Lee KY, Shamsuddin SR, Fortea-Verdejo M, Bismarck A - J Vis Exp (2014)

© Copyright Policy - open-access
Related In: Results  -  Collection

License
Show All Figures
getmorefigures.php?uid=PMC4206245&req=5

Bottom Line: The porous and hydrophilic nature of such fibers results in significant water uptake, drawing in the bacterial cellulose dispersed in the suspension.The introduction of bacterial cellulose into the preform resulted in a significant increase of the mechanical properties of the fiber preforms.Here, we also describe the manufacturing of renewable hierarchical composites using double bag vacuum assisted resin infusion.

View Article: PubMed Central - PubMed

Affiliation: Polymer and Composite Engineering (PaCE) Group, Institute of Materials Chemistry and Research, University of Vienna; Department of Chemical Engineering, University College London; koonyang.lee@ucl.ac.uk.

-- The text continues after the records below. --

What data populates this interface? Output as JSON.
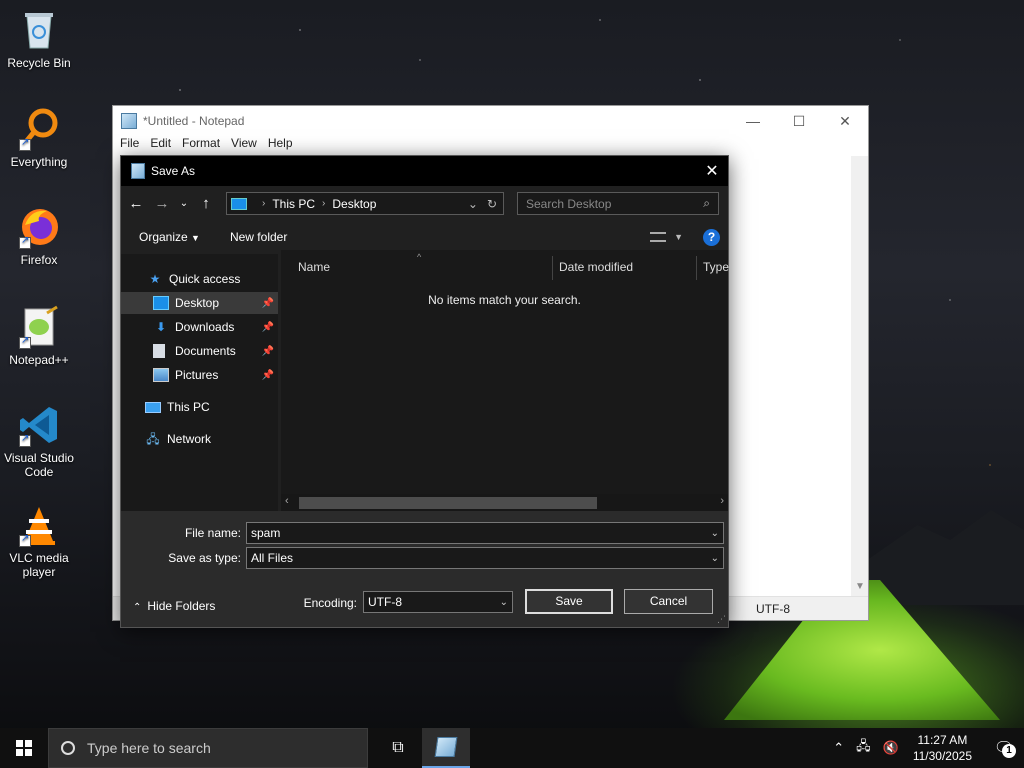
{
  "desktop": {
    "icons": [
      {
        "label": "Recycle Bin",
        "icon": "recycle-bin-icon"
      },
      {
        "label": "Everything",
        "icon": "everything-icon"
      },
      {
        "label": "Firefox",
        "icon": "firefox-icon"
      },
      {
        "label": "Notepad++",
        "icon": "notepad-plus-plus-icon"
      },
      {
        "label": "Visual Studio Code",
        "icon": "vscode-icon"
      },
      {
        "label": "VLC media player",
        "icon": "vlc-icon"
      }
    ]
  },
  "notepad": {
    "title": "*Untitled - Notepad",
    "menu": [
      "File",
      "Edit",
      "Format",
      "View",
      "Help"
    ],
    "status_encoding": "UTF-8",
    "controls": {
      "minimize": "—",
      "maximize": "☐",
      "close": "✕"
    }
  },
  "dialog": {
    "title": "Save As",
    "close": "✕",
    "address": {
      "segments": [
        "This PC",
        "Desktop"
      ]
    },
    "search_placeholder": "Search Desktop",
    "toolbar": {
      "organize": "Organize",
      "new_folder": "New folder",
      "help": "?"
    },
    "nav_pane": {
      "items": [
        {
          "label": "Quick access",
          "icon": "star-icon"
        },
        {
          "label": "Desktop",
          "icon": "desktop-folder-icon",
          "selected": true,
          "pinned": true
        },
        {
          "label": "Downloads",
          "icon": "downloads-icon",
          "pinned": true
        },
        {
          "label": "Documents",
          "icon": "documents-icon",
          "pinned": true
        },
        {
          "label": "Pictures",
          "icon": "pictures-icon",
          "pinned": true
        },
        {
          "label": "This PC",
          "icon": "this-pc-icon"
        },
        {
          "label": "Network",
          "icon": "network-icon"
        }
      ]
    },
    "columns": [
      "Name",
      "Date modified",
      "Type"
    ],
    "empty_message": "No items match your search.",
    "file_name_label": "File name:",
    "file_name_value": "spam",
    "save_type_label": "Save as type:",
    "save_type_value": "All Files",
    "encoding_label": "Encoding:",
    "encoding_value": "UTF-8",
    "save_button": "Save",
    "cancel_button": "Cancel",
    "hide_folders": "Hide Folders"
  },
  "taskbar": {
    "search_placeholder": "Type here to search",
    "time": "11:27 AM",
    "date": "11/30/2025",
    "notification_count": "1"
  },
  "colors": {
    "dialog_bg": "#202020",
    "accent": "#1a6fd8",
    "taskbar": "#101010"
  }
}
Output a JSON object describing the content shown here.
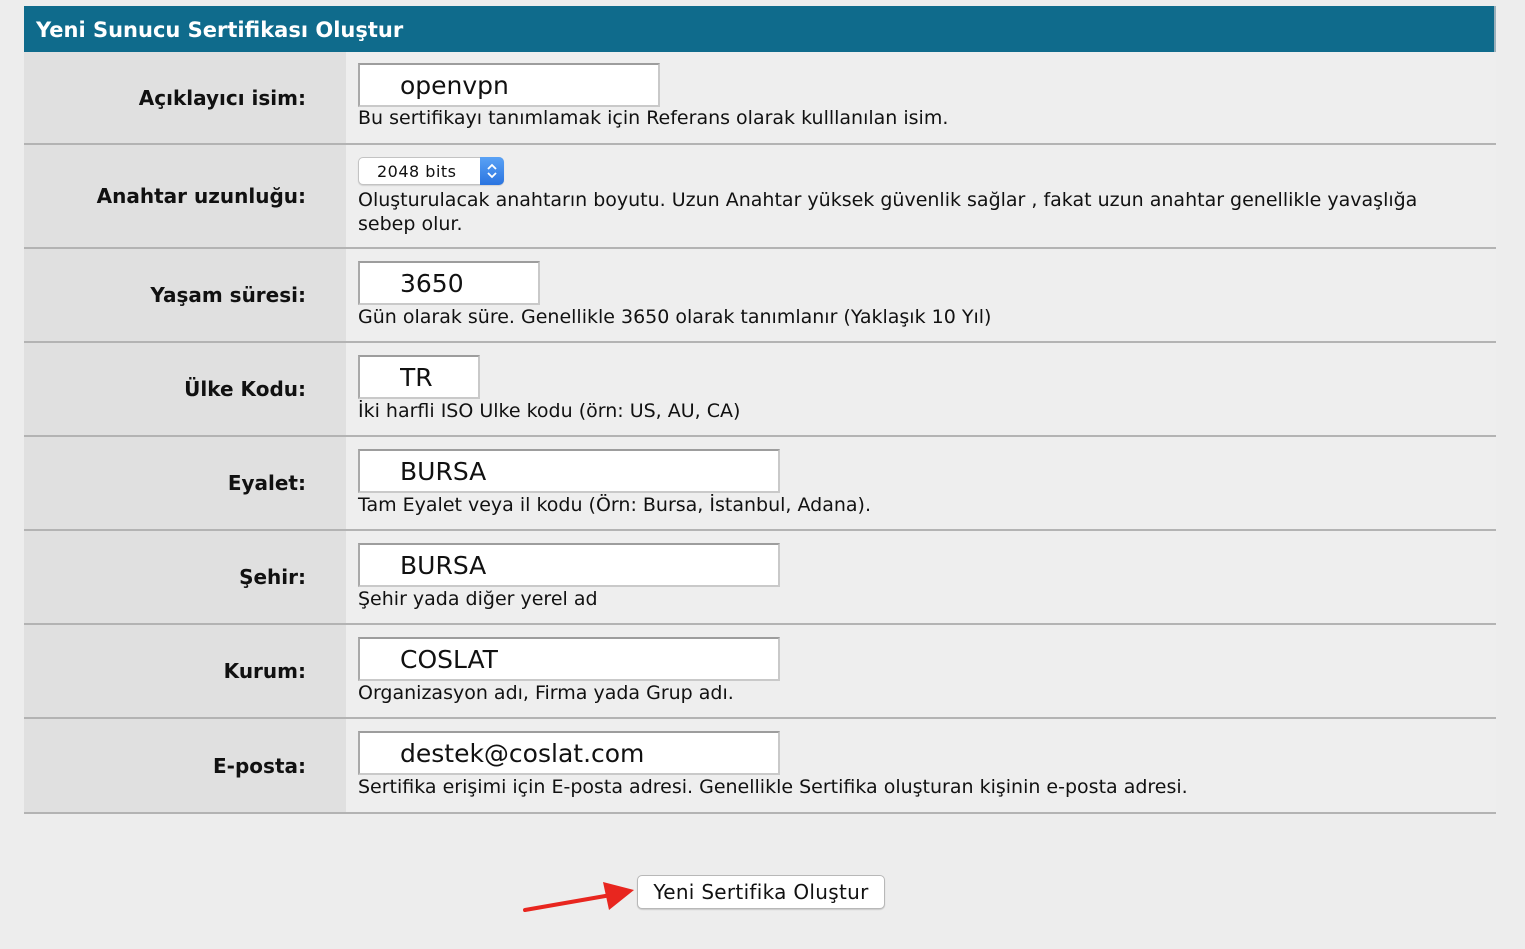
{
  "form": {
    "title": "Yeni Sunucu Sertifikası Oluştur",
    "fields": [
      {
        "label": "Açıklayıcı isim:",
        "value": "openvpn",
        "hint": "Bu sertifikayı tanımlamak için Referans olarak kulllanılan isim."
      },
      {
        "label": "Anahtar uzunluğu:",
        "value": "2048 bits",
        "hint": "Oluşturulacak anahtarın boyutu. Uzun Anahtar yüksek güvenlik sağlar , fakat uzun anahtar genellikle yavaşlığa sebep olur."
      },
      {
        "label": "Yaşam süresi:",
        "value": "3650",
        "hint": "Gün olarak süre. Genellikle 3650 olarak tanımlanır (Yaklaşık 10 Yıl)"
      },
      {
        "label": "Ülke Kodu:",
        "value": "TR",
        "hint": "İki harfli ISO Ulke kodu (örn: US, AU, CA)"
      },
      {
        "label": "Eyalet:",
        "value": "BURSA",
        "hint": "Tam Eyalet veya il kodu (Örn: Bursa, İstanbul, Adana)."
      },
      {
        "label": "Şehir:",
        "value": "BURSA",
        "hint": "Şehir yada diğer yerel ad"
      },
      {
        "label": "Kurum:",
        "value": "COSLAT",
        "hint": "Organizasyon adı, Firma yada Grup adı."
      },
      {
        "label": "E-posta:",
        "value": "destek@coslat.com",
        "hint": "Sertifika erişimi için E-posta adresi. Genellikle Sertifika oluşturan kişinin e-posta adresi."
      }
    ],
    "submit_label": "Yeni Sertifika Oluştur"
  },
  "colors": {
    "title_bar": "#0f6b8c",
    "arrow": "#e8261f"
  },
  "icons": {
    "select": "chevron-up-down-icon",
    "annotation": "red-arrow-icon"
  }
}
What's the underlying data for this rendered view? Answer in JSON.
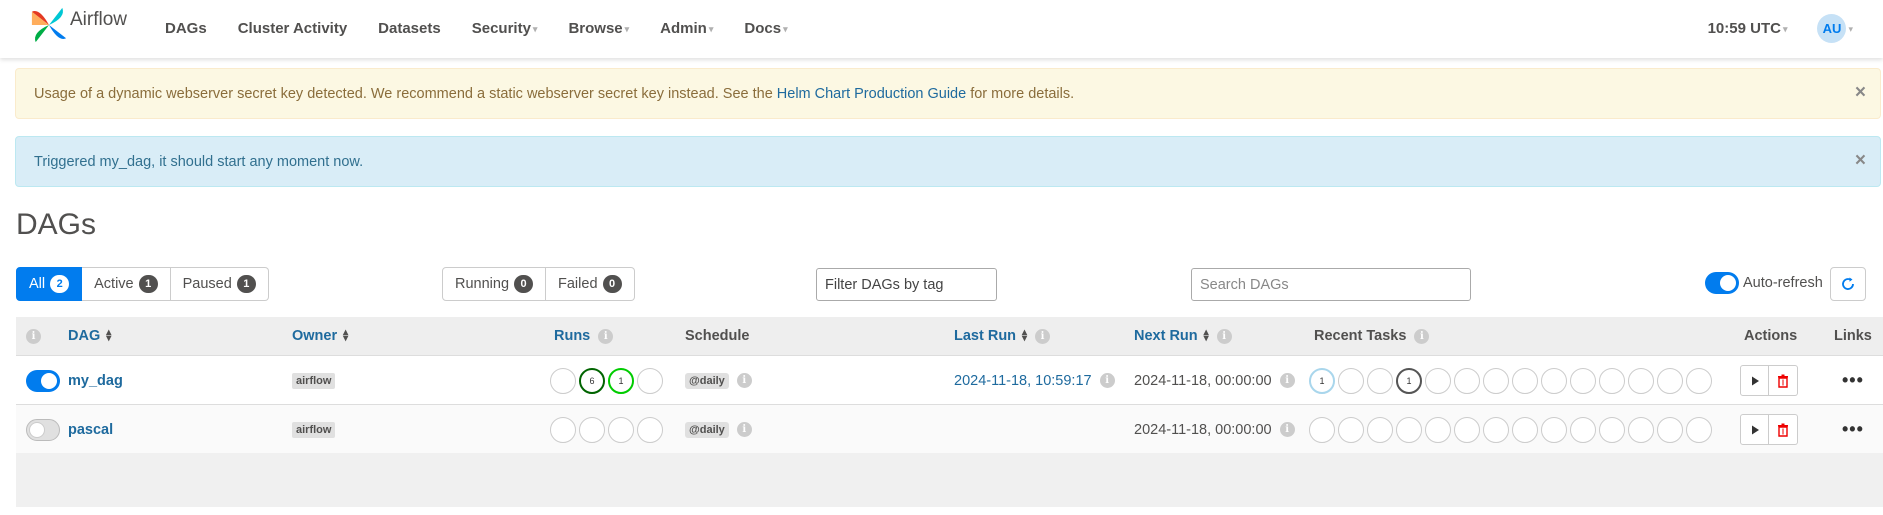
{
  "navbar": {
    "brand": "Airflow",
    "items": [
      {
        "label": "DAGs"
      },
      {
        "label": "Cluster Activity"
      },
      {
        "label": "Datasets"
      },
      {
        "label": "Security"
      },
      {
        "label": "Browse"
      },
      {
        "label": "Admin"
      },
      {
        "label": "Docs"
      }
    ],
    "clock": "10:59 UTC",
    "avatar": "AU"
  },
  "alerts": {
    "warning": {
      "text_before": "Usage of a dynamic webserver secret key detected. We recommend a static webserver secret key instead. See the",
      "link": "Helm Chart Production Guide",
      "text_after": "for more details.",
      "close": "×"
    },
    "info": {
      "text": "Triggered my_dag, it should start any moment now.",
      "close": "×"
    }
  },
  "page_title": "DAGs",
  "filters": {
    "status": [
      {
        "label": "All",
        "count": "2"
      },
      {
        "label": "Active",
        "count": "1"
      },
      {
        "label": "Paused",
        "count": "1"
      }
    ],
    "run_state": [
      {
        "label": "Running",
        "count": "0"
      },
      {
        "label": "Failed",
        "count": "0"
      }
    ],
    "tag_placeholder": "Filter DAGs by tag",
    "search_placeholder": "Search DAGs",
    "auto_refresh": "Auto-refresh"
  },
  "table": {
    "headers": {
      "dag": "DAG",
      "owner": "Owner",
      "runs": "Runs",
      "schedule": "Schedule",
      "last_run": "Last Run",
      "next_run": "Next Run",
      "recent_tasks": "Recent Tasks",
      "actions": "Actions",
      "links": "Links"
    },
    "rows": [
      {
        "dag_id": "my_dag",
        "enabled": true,
        "owner": "airflow",
        "runs": [
          "",
          "6",
          "1",
          ""
        ],
        "schedule": "@daily",
        "last_run": "2024-11-18, 10:59:17",
        "next_run": "2024-11-18, 00:00:00",
        "recent_tasks": [
          "1",
          "",
          "",
          "1",
          "",
          "",
          "",
          "",
          "",
          "",
          "",
          "",
          "",
          ""
        ],
        "links": "•••"
      },
      {
        "dag_id": "pascal",
        "enabled": false,
        "owner": "airflow",
        "runs": [
          "",
          "",
          "",
          ""
        ],
        "schedule": "@daily",
        "last_run": "",
        "next_run": "2024-11-18, 00:00:00",
        "recent_tasks": [
          "",
          "",
          "",
          "",
          "",
          "",
          "",
          "",
          "",
          "",
          "",
          "",
          "",
          ""
        ],
        "links": "•••"
      }
    ]
  },
  "colors": {
    "primary": "#017cee",
    "link": "#1e6a9e",
    "success": "#00cc00",
    "queued": "#006400"
  }
}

ABSTRACT
A novel method of manufacturing rigid and robust natural fiber preforms is presented here. This method is based on a papermaking process, whereby loose and short sisal fibers are dispersed into a water suspension containing bacterial cellulose. The fiber and nanocellulose suspension is then filtered (using vacuum or gravity) and the wet filter cake pressed to squeeze out any excess water, followed by a drying step. This will result in the hornification of the bacterial cellulose network, holding the loose natural fibers together. Our method is specially suited for the manufacturing of rigid and robust preforms of hydrophilic fibers. The porous and hydrophilic nature of such fibers results in significant water uptake, drawing in the bacterial cellulose dispersed in the suspension. The bacterial cellulose will then be filtered against the surface of these fibers, forming a bacterial cellulose coating. When the loose fiber-bacterial cellulose suspension is filtered and dried, the adjacent bacterial cellulose forms a network and hornified to hold the otherwise loose fibers together. The introduction of bacterial cellulose into the preform resulted in a significant increase of the mechanical properties of the fiber preforms. This can be attributed to the high stiffness and strength of the bacterial cellulose network. With this preform, renewable high performance hierarchical composites can also be manufactured by using conventional composite production methods, such as resin film infusion (RFI) or resin transfer molding (RTM). Here, we also describe the manufacturing of renewable hierarchical composites using double bag vacuum assisted resin infusion.

Show MeSH
Related in: MedlinePlus